▶ [Task material]

|---|

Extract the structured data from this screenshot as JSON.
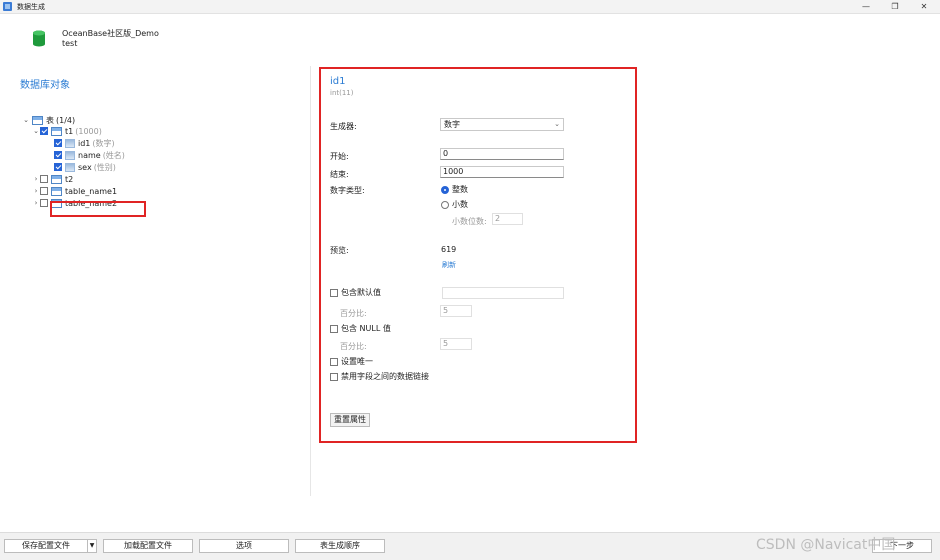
{
  "window": {
    "title": "数据生成",
    "minimize": "—",
    "maximize": "❐",
    "close": "✕"
  },
  "header": {
    "connection_name": "OceanBase社区版_Demo",
    "database_name": "test"
  },
  "left_pane": {
    "title": "数据库对象",
    "tree": {
      "root": {
        "label": "表",
        "hint": "(1/4)"
      },
      "items": [
        {
          "label": "t1",
          "hint": "(1000)"
        },
        {
          "label": "id1",
          "hint": "(数字)"
        },
        {
          "label": "name",
          "hint": "(姓名)"
        },
        {
          "label": "sex",
          "hint": "(性别)"
        },
        {
          "label": "t2",
          "hint": ""
        },
        {
          "label": "table_name1",
          "hint": ""
        },
        {
          "label": "table_name2",
          "hint": ""
        }
      ]
    }
  },
  "detail": {
    "field_name": "id1",
    "field_type": "int(11)",
    "generator_label": "生成器:",
    "generator_value": "数字",
    "start_label": "开始:",
    "start_value": "0",
    "end_label": "结束:",
    "end_value": "1000",
    "number_type_label": "数字类型:",
    "integer_option": "整数",
    "decimal_option": "小数",
    "decimal_places_label": "小数位数:",
    "decimal_places_value": "2",
    "preview_label": "预览:",
    "preview_value": "619",
    "refresh_link": "刷新",
    "include_default_label": "包含默认值",
    "default_value": "",
    "default_percent_label": "百分比:",
    "default_percent_value": "5",
    "include_null_label": "包含 NULL 值",
    "null_percent_label": "百分比:",
    "null_percent_value": "5",
    "unique_label": "设置唯一",
    "disable_link_label": "禁用字段之间的数据链接",
    "reset_button": "重置属性"
  },
  "footer": {
    "save_config": "保存配置文件",
    "save_dropdown": "▼",
    "load_config": "加载配置文件",
    "options": "选项",
    "order": "表生成顺序",
    "next": "下一步"
  },
  "watermark": "CSDN @Navicat中国"
}
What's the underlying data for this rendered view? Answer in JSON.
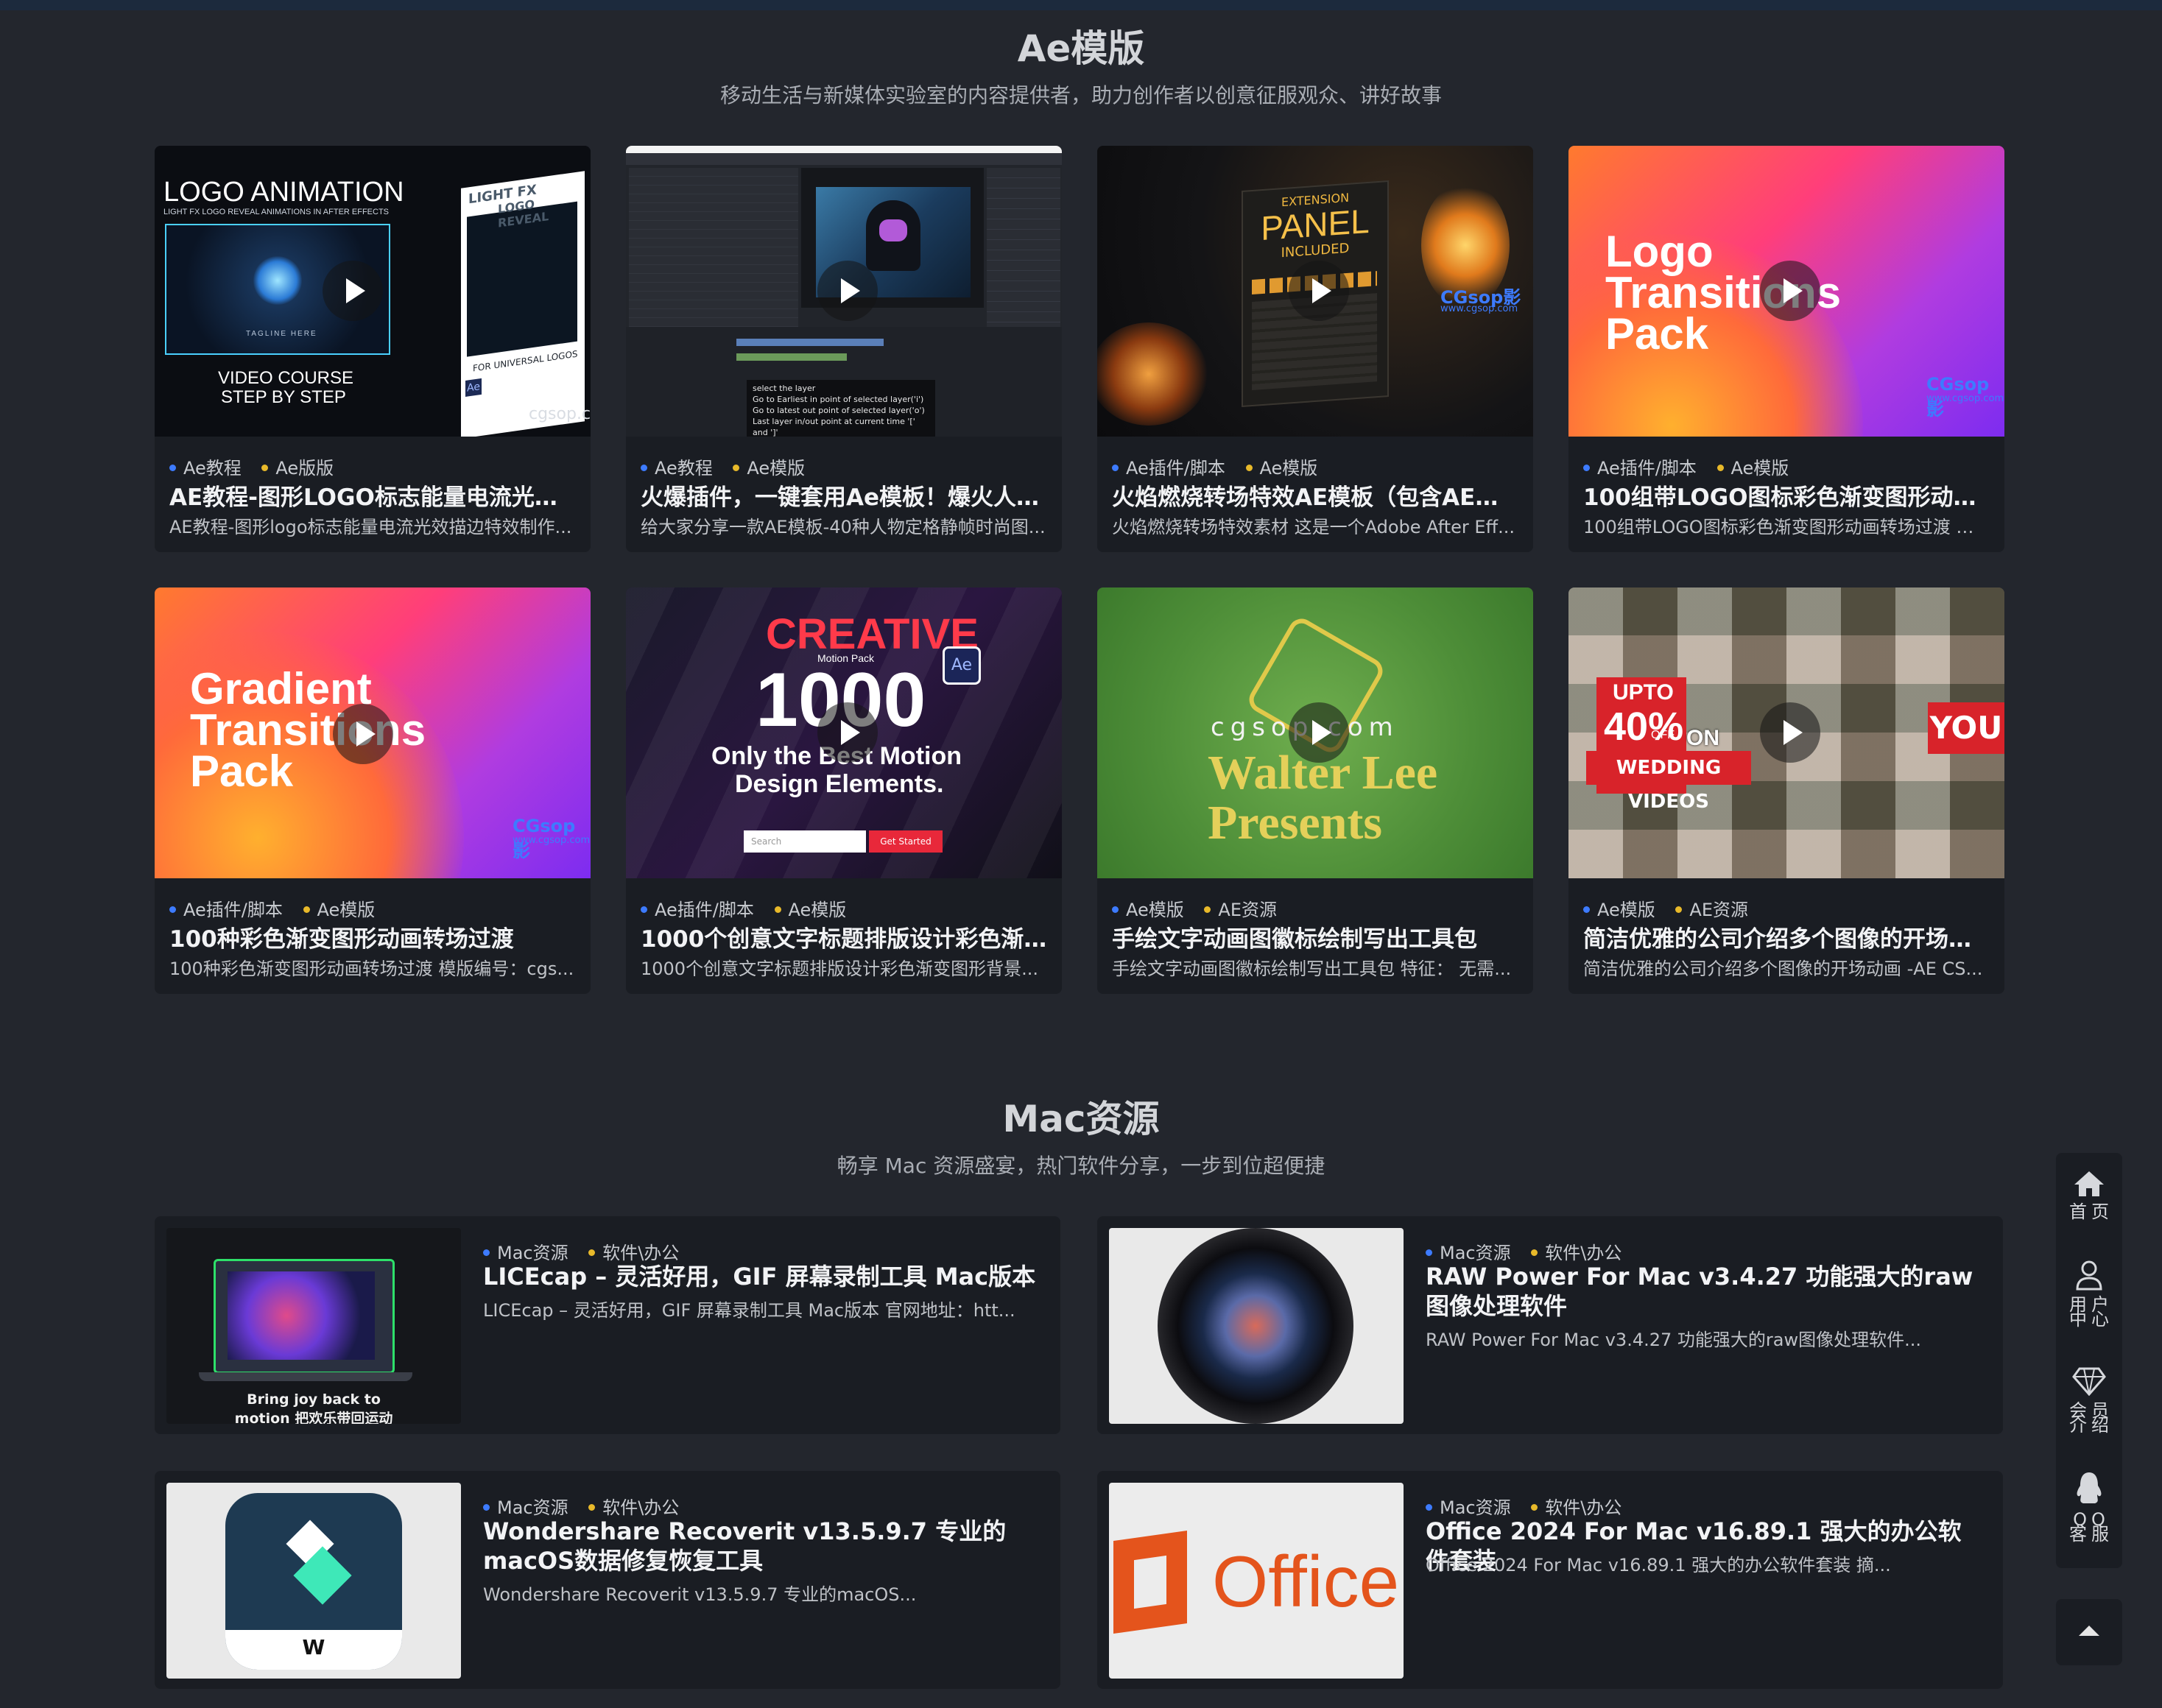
{
  "ae_section": {
    "title": "Ae模版",
    "subtitle": "移动生活与新媒体实验室的内容提供者，助力创作者以创意征服观众、讲好故事",
    "cards": [
      {
        "tags": [
          "Ae教程",
          "Ae版版"
        ],
        "title": "AE教程-图形LOGO标志能量电流光效...",
        "desc": "AE教程-图形logo标志能量电流光效描边特效制作..."
      },
      {
        "tags": [
          "Ae教程",
          "Ae模版"
        ],
        "title": "火爆插件，一键套用Ae模板！爆火人物...",
        "desc": "给大家分享一款AE模板-40种人物定格静帧时尚图..."
      },
      {
        "tags": [
          "Ae插件/脚本",
          "Ae模版"
        ],
        "title": "火焰燃烧转场特效AE模板（包含AE脚...",
        "desc": "火焰燃烧转场特效素材 这是一个Adobe After Eff..."
      },
      {
        "tags": [
          "Ae插件/脚本",
          "Ae模版"
        ],
        "title": "100组带LOGO图标彩色渐变图形动画...",
        "desc": "100组带LOGO图标彩色渐变图形动画转场过渡 模..."
      },
      {
        "tags": [
          "Ae插件/脚本",
          "Ae模版"
        ],
        "title": "100种彩色渐变图形动画转场过渡",
        "desc": "100种彩色渐变图形动画转场过渡 模版编号：cgs..."
      },
      {
        "tags": [
          "Ae插件/脚本",
          "Ae模版"
        ],
        "title": "1000个创意文字标题排版设计彩色渐...",
        "desc": "1000个创意文字标题排版设计彩色渐变图形背景..."
      },
      {
        "tags": [
          "Ae模版",
          "AE资源"
        ],
        "title": "手绘文字动画图徽标绘制写出工具包",
        "desc": "手绘文字动画图徽标绘制写出工具包 特征：  无需..."
      },
      {
        "tags": [
          "Ae模版",
          "AE资源"
        ],
        "title": "简洁优雅的公司介绍多个图像的开场动画",
        "desc": "简洁优雅的公司介绍多个图像的开场动画 -AE CS..."
      }
    ],
    "thumb_text": {
      "logo_anim_title": "LOGO ANIMATION",
      "logo_anim_sub": "LIGHT FX LOGO REVEAL ANIMATIONS IN AFTER EFFECTS",
      "tagline": "TAGLINE HERE",
      "video_course": "VIDEO COURSE",
      "step_by_step": "STEP BY STEP",
      "light_fx": "LIGHT FX",
      "logo_reveal": "LOGO REVEAL",
      "for_universal": "FOR UNIVERSAL LOGOS",
      "cgsop_c": "cgsop.c",
      "ext": "EXTENSION",
      "panel": "PANEL",
      "included": "INCLUDED",
      "cgsop_mark": "CGsop影",
      "cgsop_url": "www.cgsop.com",
      "logo_tr": [
        "Logo",
        "Transitions",
        "Pack"
      ],
      "grad_tr": [
        "Gradient",
        "Transitions",
        "Pack"
      ],
      "creative": "CREATIVE",
      "motion_pack": "Motion Pack",
      "thousand": "1000",
      "only_best": "Only the Best Motion",
      "design_el": "Design Elements.",
      "search": "Search",
      "get_started": "Get Started",
      "cgsop_com": "cgsop.com",
      "walter": "Walter Lee",
      "presents": "Presents",
      "upto": "UPTO",
      "forty": "40%",
      "off": "OFF",
      "on": "ON",
      "wedding": "WEDDING VIDEOS",
      "you": "YOU",
      "ae_badge": "Ae",
      "ae_popup_1": "select the layer",
      "ae_popup_2": "Go to Earliest in point of selected layer('i')",
      "ae_popup_3": "Go to latest out point of selected layer('o')",
      "ae_popup_4": "Last layer in/out point at current time '[' and ']'"
    }
  },
  "mac_section": {
    "title": "Mac资源",
    "subtitle": "畅享 Mac 资源盛宴，热门软件分享，一步到位超便捷",
    "cards": [
      {
        "tags": [
          "Mac资源",
          "软件\\办公"
        ],
        "title": "LICEcap – 灵活好用，GIF 屏幕录制工具 Mac版本",
        "desc": "LICEcap – 灵活好用，GIF 屏幕录制工具 Mac版本 官网地址：htt...",
        "thumb_caption_1": "Bring joy back to",
        "thumb_caption_2": "motion 把欢乐带回运动"
      },
      {
        "tags": [
          "Mac资源",
          "软件\\办公"
        ],
        "title": "RAW Power For Mac v3.4.27 功能强大的raw图像处理软件",
        "desc": "RAW Power For Mac v3.4.27 功能强大的raw图像处理软件..."
      },
      {
        "tags": [
          "Mac资源",
          "软件\\办公"
        ],
        "title": "Wondershare Recoverit v13.5.9.7 专业的macOS数据修复恢复工具",
        "desc": "Wondershare Recoverit v13.5.9.7 专业的macOS..."
      },
      {
        "tags": [
          "Mac资源",
          "软件\\办公"
        ],
        "title": "Office 2024 For Mac v16.89.1 强大的办公软件套装",
        "desc": "Office 2024 For Mac v16.89.1 强大的办公软件套装 摘...",
        "thumb_word": "Office"
      }
    ]
  },
  "sidebar": {
    "home": "首页",
    "user": [
      "用户",
      "中心"
    ],
    "vip": [
      "会员",
      "介绍"
    ],
    "qq": [
      "QQ",
      "客服"
    ]
  },
  "colors": {
    "background": "#23262d",
    "card": "#1a1d23",
    "tag_dot_1": "#3d7bff",
    "tag_dot_2": "#e8b92a"
  }
}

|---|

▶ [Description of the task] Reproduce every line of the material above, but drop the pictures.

▶ [Answer to this task]
Extract the structured data from this screenshot as JSON.
{
  "window": {
    "title": "数据生成",
    "minimize": "—",
    "maximize": "❐",
    "close": "✕"
  },
  "header": {
    "connection_name": "OceanBase社区版_Demo",
    "database_name": "test"
  },
  "left_pane": {
    "title": "数据库对象",
    "tree": {
      "root": {
        "label": "表",
        "hint": "(1/4)"
      },
      "items": [
        {
          "label": "t1",
          "hint": "(1000)"
        },
        {
          "label": "id1",
          "hint": "(数字)"
        },
        {
          "label": "name",
          "hint": "(姓名)"
        },
        {
          "label": "sex",
          "hint": "(性别)"
        },
        {
          "label": "t2",
          "hint": ""
        },
        {
          "label": "table_name1",
          "hint": ""
        },
        {
          "label": "table_name2",
          "hint": ""
        }
      ]
    }
  },
  "detail": {
    "field_name": "id1",
    "field_type": "int(11)",
    "generator_label": "生成器:",
    "generator_value": "数字",
    "start_label": "开始:",
    "start_value": "0",
    "end_label": "结束:",
    "end_value": "1000",
    "number_type_label": "数字类型:",
    "integer_option": "整数",
    "decimal_option": "小数",
    "decimal_places_label": "小数位数:",
    "decimal_places_value": "2",
    "preview_label": "预览:",
    "preview_value": "619",
    "refresh_link": "刷新",
    "include_default_label": "包含默认值",
    "default_value": "",
    "default_percent_label": "百分比:",
    "default_percent_value": "5",
    "include_null_label": "包含 NULL 值",
    "null_percent_label": "百分比:",
    "null_percent_value": "5",
    "unique_label": "设置唯一",
    "disable_link_label": "禁用字段之间的数据链接",
    "reset_button": "重置属性"
  },
  "footer": {
    "save_config": "保存配置文件",
    "save_dropdown": "▼",
    "load_config": "加载配置文件",
    "options": "选项",
    "order": "表生成顺序",
    "next": "下一步"
  },
  "watermark": "CSDN @Navicat中国"
}
What's the underlying data for this rendered view? Answer in JSON.
{
  "ae_section": {
    "title": "Ae模版",
    "subtitle": "移动生活与新媒体实验室的内容提供者，助力创作者以创意征服观众、讲好故事",
    "cards": [
      {
        "tags": [
          "Ae教程",
          "Ae版版"
        ],
        "title": "AE教程-图形LOGO标志能量电流光效...",
        "desc": "AE教程-图形logo标志能量电流光效描边特效制作..."
      },
      {
        "tags": [
          "Ae教程",
          "Ae模版"
        ],
        "title": "火爆插件，一键套用Ae模板！爆火人物...",
        "desc": "给大家分享一款AE模板-40种人物定格静帧时尚图..."
      },
      {
        "tags": [
          "Ae插件/脚本",
          "Ae模版"
        ],
        "title": "火焰燃烧转场特效AE模板（包含AE脚...",
        "desc": "火焰燃烧转场特效素材 这是一个Adobe After Eff..."
      },
      {
        "tags": [
          "Ae插件/脚本",
          "Ae模版"
        ],
        "title": "100组带LOGO图标彩色渐变图形动画...",
        "desc": "100组带LOGO图标彩色渐变图形动画转场过渡 模..."
      },
      {
        "tags": [
          "Ae插件/脚本",
          "Ae模版"
        ],
        "title": "100种彩色渐变图形动画转场过渡",
        "desc": "100种彩色渐变图形动画转场过渡 模版编号：cgs..."
      },
      {
        "tags": [
          "Ae插件/脚本",
          "Ae模版"
        ],
        "title": "1000个创意文字标题排版设计彩色渐...",
        "desc": "1000个创意文字标题排版设计彩色渐变图形背景..."
      },
      {
        "tags": [
          "Ae模版",
          "AE资源"
        ],
        "title": "手绘文字动画图徽标绘制写出工具包",
        "desc": "手绘文字动画图徽标绘制写出工具包 特征：  无需..."
      },
      {
        "tags": [
          "Ae模版",
          "AE资源"
        ],
        "title": "简洁优雅的公司介绍多个图像的开场动画",
        "desc": "简洁优雅的公司介绍多个图像的开场动画 -AE CS..."
      }
    ],
    "thumb_text": {
      "logo_anim_title": "LOGO ANIMATION",
      "logo_anim_sub": "LIGHT FX LOGO REVEAL ANIMATIONS IN AFTER EFFECTS",
      "tagline": "TAGLINE HERE",
      "video_course": "VIDEO COURSE",
      "step_by_step": "STEP BY STEP",
      "light_fx": "LIGHT FX",
      "logo_reveal": "LOGO REVEAL",
      "for_universal": "FOR UNIVERSAL LOGOS",
      "cgsop_c": "cgsop.c",
      "ext": "EXTENSION",
      "panel": "PANEL",
      "included": "INCLUDED",
      "cgsop_mark": "CGsop影",
      "cgsop_url": "www.cgsop.com",
      "logo_tr": [
        "Logo",
        "Transitions",
        "Pack"
      ],
      "grad_tr": [
        "Gradient",
        "Transitions",
        "Pack"
      ],
      "creative": "CREATIVE",
      "motion_pack": "Motion Pack",
      "thousand": "1000",
      "only_best": "Only the Best Motion",
      "design_el": "Design Elements.",
      "search": "Search",
      "get_started": "Get Started",
      "cgsop_com": "cgsop.com",
      "walter": "Walter Lee",
      "presents": "Presents",
      "upto": "UPTO",
      "forty": "40%",
      "off": "OFF",
      "on": "ON",
      "wedding": "WEDDING VIDEOS",
      "you": "YOU",
      "ae_badge": "Ae",
      "ae_popup_1": "select the layer",
      "ae_popup_2": "Go to Earliest in point of selected layer('i')",
      "ae_popup_3": "Go to latest out point of selected layer('o')",
      "ae_popup_4": "Last layer in/out point at current time '[' and ']'"
    }
  },
  "mac_section": {
    "title": "Mac资源",
    "subtitle": "畅享 Mac 资源盛宴，热门软件分享，一步到位超便捷",
    "cards": [
      {
        "tags": [
          "Mac资源",
          "软件\\办公"
        ],
        "title": "LICEcap – 灵活好用，GIF 屏幕录制工具 Mac版本",
        "desc": "LICEcap – 灵活好用，GIF 屏幕录制工具 Mac版本 官网地址：htt...",
        "thumb_caption_1": "Bring joy back to",
        "thumb_caption_2": "motion 把欢乐带回运动"
      },
      {
        "tags": [
          "Mac资源",
          "软件\\办公"
        ],
        "title": "RAW Power For Mac v3.4.27 功能强大的raw图像处理软件",
        "desc": "RAW Power For Mac v3.4.27 功能强大的raw图像处理软件..."
      },
      {
        "tags": [
          "Mac资源",
          "软件\\办公"
        ],
        "title": "Wondershare Recoverit v13.5.9.7 专业的macOS数据修复恢复工具",
        "desc": "Wondershare Recoverit v13.5.9.7 专业的macOS..."
      },
      {
        "tags": [
          "Mac资源",
          "软件\\办公"
        ],
        "title": "Office 2024 For Mac v16.89.1 强大的办公软件套装",
        "desc": "Office 2024 For Mac v16.89.1 强大的办公软件套装 摘...",
        "thumb_word": "Office"
      }
    ]
  },
  "sidebar": {
    "home": "首页",
    "user": [
      "用户",
      "中心"
    ],
    "vip": [
      "会员",
      "介绍"
    ],
    "qq": [
      "QQ",
      "客服"
    ]
  },
  "colors": {
    "background": "#23262d",
    "card": "#1a1d23",
    "tag_dot_1": "#3d7bff",
    "tag_dot_2": "#e8b92a"
  }
}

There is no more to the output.